“Iraqis were saying, ‘Not only do I not like these guys, they can’t do anything for me, and they step on my dignity.’”

Far more important than the inarticulateness of the president was the flimsiness of his justification for invading Iraq.

Like Captain Queeg in his rambling courtroom testimony in The Caine Mutiny, George W. Bush was in a state of denial. His refusal to face up to the fact that an exhaustive effort by his own investigators to find an Iraqi WMD program had found none suggests a willfulness that borders on psychosis.

It also reveals that he had ordered a major and costly war for no good reason.

Jean Edward Smith, from his book ‘Bush’ 

USS Sampson on the way to New Zealand: We don’t want it, and we don’t need it.

Community opposition to the November visit of US Warship USS Sampson is growing fast.

There will be an on water flotilla to oppose the visit of the US warship and any other navies that are coming.

This warship visit is about preparing New Zealand for war. The naval war training exercises in the Hauraki Gulf are the real reason for this US warship visit. Letting this US warship in is an admission that John Key’s government is happy to be part of US wars across the world. The warship visit is happening in conjunction with a weapons expo showcasing companies including Lockheed Martin, the world’s largest arms dealer. The weapons business benefits a few at the expense of the lives of millions around the planet.

We don’t want it, and we don’t need it. Auckland Peace Action 

NZ Inflation now at dangerously low level. 

The deflation risk will weigh heavily on the Reserve Bank, which is required to target an inflation band of between 1 and 3 per cent, which it has been outside for two years.

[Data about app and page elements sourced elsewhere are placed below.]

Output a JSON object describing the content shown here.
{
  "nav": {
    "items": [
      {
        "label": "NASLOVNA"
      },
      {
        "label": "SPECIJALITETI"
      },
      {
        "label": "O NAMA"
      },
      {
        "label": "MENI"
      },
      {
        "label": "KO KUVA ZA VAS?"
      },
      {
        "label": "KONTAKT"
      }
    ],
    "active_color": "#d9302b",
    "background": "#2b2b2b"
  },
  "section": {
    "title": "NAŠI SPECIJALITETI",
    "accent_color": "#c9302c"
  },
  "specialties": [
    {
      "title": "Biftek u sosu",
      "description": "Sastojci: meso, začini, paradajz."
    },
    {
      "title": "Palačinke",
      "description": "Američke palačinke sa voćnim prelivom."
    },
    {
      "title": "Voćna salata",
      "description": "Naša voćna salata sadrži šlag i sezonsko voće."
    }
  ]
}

The idea that falling prices are a bad thing for an economy can seem counter-intuitive. But the problem as economists see it – and as witnessed in Japan over the past 20 years – is that when people expect inflation to be consistently low or deflation takes hold this can create a recessionary spiral. Expectation things will become cheaper suppresses consumer spending and business investment. The two feed off each other as lower consumption forces businesses to contract and focus on costs. That can start to cost jobs.

A cheaper TV or overseas holiday doesn’t look so good if you’ve been laid off. NZ Herald

Porn in the classroom? Here’s why it makes sense. 

We have a choice: either let young people learn their lessons from online pornography, or intervene. 

What, I wondered, do so-called grown-ups think our youngsters are up to when it comes to sex? The internet is the wild west of the information age, and the younger generation is far more adept than the older ones at gaining access to its more unsavoury territories.

Teenagers will always be drawn to the raunchier aspects of whatever culture is available to them. This would once have been a copy of  Lady Chatterley’s Lover, passed around the classroom with a giggle, disguised beneath the cover of Calculus for Beginners. The Guardian

Giving Workers What They Want: Honouring The Legacy Of Helen Kelly. – Chris Trotter. 

WHAT BETTER TIME could there be to talk about Kiwi workers’ rights than in the days following Helen Kelly’s death? Who has contributed more to this discussion than the NZ Council of Trade Unions’ (CTU) first female President? And what other contemporary New Zealand trade unionist’s passing could have left such large and stylish shoes to fill?

 

Few would dispute that Kelly was by far the best leader that the CTU has so far produced. The way she was able to combine rock-solid principle with PR smarts made her the labour movement’s most effective twenty-first century union boss. Though she couldn’t quite match the Unite union’s Matt McCarten at street-level campaigning, Kelly’s keen intellect and her winning ways with the news media allowed her to keep the ideals of trade unionism alive in an era notoriously hostile to the claims of collectivism. Bowalley Road

 

Political economy, social policy, the coming end of Neoliberalism . . . and other facts of our times.